I don't hate on anything. I don't even use the word hate, ever in describing my feelings toward something. So, I can't really answer that part of the question. I guess people should just know that art is art, and everything is art, and that's it. Go and see for yourself. I don't really believe in "should" either. I just believe in "be." Be an artist. Be a street artist. Be an art appreciator. Be whatever it is you are going to be.
Are you a full time artist? Do you have a day job? Is it best to be full time artist or not worry about it and make your $$$ elsewhere, that way you can paint what and how you want, which one offers a more creative outlook?
Full time!! I do odd jobs, and some non-art related hustles here and there to get money. But, overall art is my income. I'm an actor too. I act in short films and commercials. I also do extra work for feature films. I'm a poet and sometimes I get paid for poetry performances. Other times it's for free. As I was saying earlier I'm an event host and producer. I dable in freelance writing too. Writing bios, press releases, things like that. So those are all "jobs" but they're all in the arts and as for a day job? Right now I don't have one. My last day job was here in Miami. It was a menial restaurant job that I had for a little over a year. One day I went on break and never went back. My boss texted me and asked if I was coming back. I replied simply, "I can't." From that moment on I committed even harder to being a full time artist. That was about a year and a half ago. I can't really say what the best approach is, but I can say what works for me, and right now, the "full time artist" thing seems to be working. I once read a quote from Banksy that literally changed my entire life, especially my view on the answer to this kind of question. Here it is: "If you want to be successful as an artist, it's not that hard. All you have to do is devote your entire life to it." Boom. That's all I needed to hear. If you're devoting your whole life to your art, I guess there isn't really much time or energy left for a job, now is there? I don't know? It's an approach that works for me right now, but I'm never opposed to working. I love making money in any way I can. Money is a form of energy, and I enjoy manifesting it, whether through my art, odd jobs or even through a regular job. What I'm really getting into now is the idea of getting investors to fund me. I just received $1,000 from two private investors, for my line clothing line, "Word Wear by Renda Writer," where I create T-shirts and skirts that look like my Handwritten Murals. I think going forward I want to get much deeper into the concept. I find that when people believe in you, they like to support you.

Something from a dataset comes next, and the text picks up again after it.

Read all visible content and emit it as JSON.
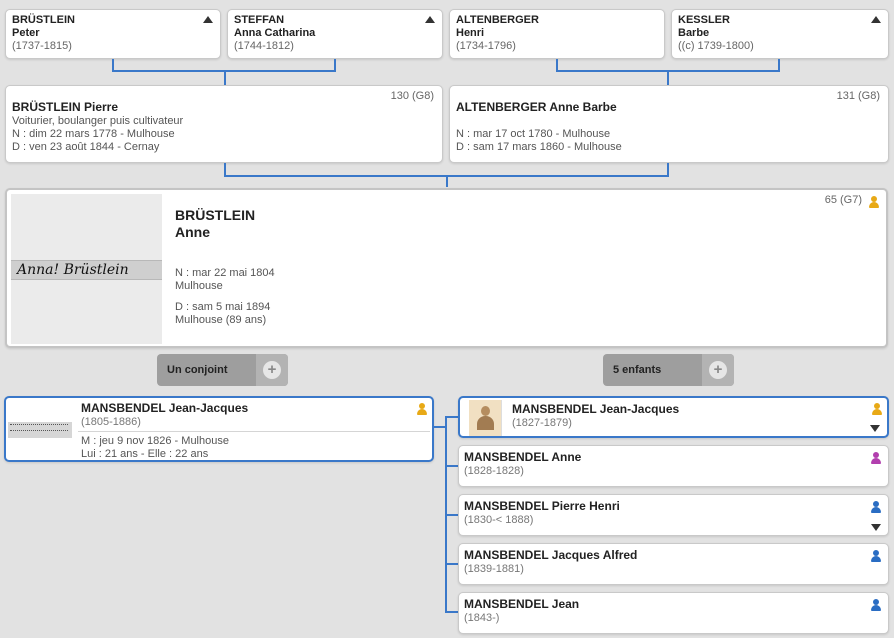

What are you working on now?
As a tribute to Luther Campbell (formerly known as Luke Skywalker of 2 Live Crew) (also known as Uncle Luke), I wrote "Don't stop. Get it. Get it." over and over on a STOP sign. I got him to sign it too, so that was cool. Other than that, I am currently looking for my next project and have tentative plans to do a handwritten mural at a kava bar and yoga studio in Asheville, North Carolina. Really, that's my whole goal. To do murals and to travel. Which reminds me of another project that I just completed. I did a handwritten mural in Detroit, where I wrote "Black Lives Matter" over 2,000 times on a 40ft x 30ft wall. It made the national news via the Associated Press and also landed me an interview on the 5 O'clock Fox News. That was BIG for me.
What do you hope to achieve or accomplish by putting your work in the street?
I am always looking to accomplish the next level. Wherever I am at, I am always aspiring to reach the next level, just one step ahead. I am also always gratful for where I am too. I like to get people thinking. I like to give creative reminders of the things we already know deep in our souls, but maybe forget as we get wrapped up in life.
Thanks, catch up with Renda on Facebook https://www.facebook.com/rendawriter